WORK INSTRUCTIONS
Set down the records again, keeping each line exactly as it is.

[Stored records]
------------------------------------
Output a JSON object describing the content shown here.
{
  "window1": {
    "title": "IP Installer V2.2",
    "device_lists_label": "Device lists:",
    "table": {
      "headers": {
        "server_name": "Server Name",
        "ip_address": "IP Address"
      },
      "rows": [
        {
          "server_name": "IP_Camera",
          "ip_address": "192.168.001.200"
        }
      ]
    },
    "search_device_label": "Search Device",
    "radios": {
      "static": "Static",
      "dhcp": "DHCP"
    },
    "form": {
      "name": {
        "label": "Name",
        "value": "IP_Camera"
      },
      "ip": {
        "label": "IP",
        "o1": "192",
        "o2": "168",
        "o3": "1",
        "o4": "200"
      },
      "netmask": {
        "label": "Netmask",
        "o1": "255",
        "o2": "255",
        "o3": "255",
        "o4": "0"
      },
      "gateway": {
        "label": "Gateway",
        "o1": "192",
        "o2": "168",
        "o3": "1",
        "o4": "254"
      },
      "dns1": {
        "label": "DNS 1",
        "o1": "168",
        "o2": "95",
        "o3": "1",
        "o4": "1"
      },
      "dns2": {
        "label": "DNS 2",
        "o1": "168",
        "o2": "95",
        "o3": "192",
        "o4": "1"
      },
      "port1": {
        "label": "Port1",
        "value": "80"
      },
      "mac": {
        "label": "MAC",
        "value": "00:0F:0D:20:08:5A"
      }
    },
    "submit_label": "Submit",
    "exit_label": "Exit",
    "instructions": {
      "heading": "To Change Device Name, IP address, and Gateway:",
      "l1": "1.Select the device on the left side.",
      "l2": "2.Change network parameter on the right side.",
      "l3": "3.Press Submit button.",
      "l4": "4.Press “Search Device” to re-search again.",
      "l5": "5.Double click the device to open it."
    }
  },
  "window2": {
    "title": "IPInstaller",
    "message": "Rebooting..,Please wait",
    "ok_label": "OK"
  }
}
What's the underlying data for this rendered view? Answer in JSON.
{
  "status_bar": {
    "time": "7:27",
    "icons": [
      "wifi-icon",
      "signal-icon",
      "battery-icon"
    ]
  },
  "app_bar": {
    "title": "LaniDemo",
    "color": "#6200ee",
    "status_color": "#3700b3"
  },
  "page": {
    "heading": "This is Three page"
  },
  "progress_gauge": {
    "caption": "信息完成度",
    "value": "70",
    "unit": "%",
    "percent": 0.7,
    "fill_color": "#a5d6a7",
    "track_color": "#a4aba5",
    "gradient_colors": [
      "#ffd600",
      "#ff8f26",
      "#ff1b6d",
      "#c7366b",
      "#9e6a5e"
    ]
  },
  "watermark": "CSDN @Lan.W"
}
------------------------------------
RESPONSE TO THIS TASK
Output a JSON object describing the content shown here.
{
  "window1": {
    "title": "IP Installer V2.2",
    "device_lists_label": "Device lists:",
    "table": {
      "headers": {
        "server_name": "Server Name",
        "ip_address": "IP Address"
      },
      "rows": [
        {
          "server_name": "IP_Camera",
          "ip_address": "192.168.001.200"
        }
      ]
    },
    "search_device_label": "Search Device",
    "radios": {
      "static": "Static",
      "dhcp": "DHCP"
    },
    "form": {
      "name": {
        "label": "Name",
        "value": "IP_Camera"
      },
      "ip": {
        "label": "IP",
        "o1": "192",
        "o2": "168",
        "o3": "1",
        "o4": "200"
      },
      "netmask": {
        "label": "Netmask",
        "o1": "255",
        "o2": "255",
        "o3": "255",
        "o4": "0"
      },
      "gateway": {
        "label": "Gateway",
        "o1": "192",
        "o2": "168",
        "o3": "1",
        "o4": "254"
      },
      "dns1": {
        "label": "DNS 1",
        "o1": "168",
        "o2": "95",
        "o3": "1",
        "o4": "1"
      },
      "dns2": {
        "label": "DNS 2",
        "o1": "168",
        "o2": "95",
        "o3": "192",
        "o4": "1"
      },
      "port1": {
        "label": "Port1",
        "value": "80"
      },
      "mac": {
        "label": "MAC",
        "value": "00:0F:0D:20:08:5A"
      }
    },
    "submit_label": "Submit",
    "exit_label": "Exit",
    "instructions": {
      "heading": "To Change Device Name, IP address, and Gateway:",
      "l1": "1.Select the device on the left side.",
      "l2": "2.Change network parameter on the right side.",
      "l3": "3.Press Submit button.",
      "l4": "4.Press “Search Device” to re-search again.",
      "l5": "5.Double click the device to open it."
    }
  },
  "window2": {
    "title": "IPInstaller",
    "message": "Rebooting..,Please wait",
    "ok_label": "OK"
  }
}
What's the underlying data for this rendered view? Answer in JSON.
{
  "status_bar": {
    "time": "7:27",
    "icons": [
      "wifi-icon",
      "signal-icon",
      "battery-icon"
    ]
  },
  "app_bar": {
    "title": "LaniDemo",
    "color": "#6200ee",
    "status_color": "#3700b3"
  },
  "page": {
    "heading": "This is Three page"
  },
  "progress_gauge": {
    "caption": "信息完成度",
    "value": "70",
    "unit": "%",
    "percent": 0.7,
    "fill_color": "#a5d6a7",
    "track_color": "#a4aba5",
    "gradient_colors": [
      "#ffd600",
      "#ff8f26",
      "#ff1b6d",
      "#c7366b",
      "#9e6a5e"
    ]
  },
  "watermark": "CSDN @Lan.W"
}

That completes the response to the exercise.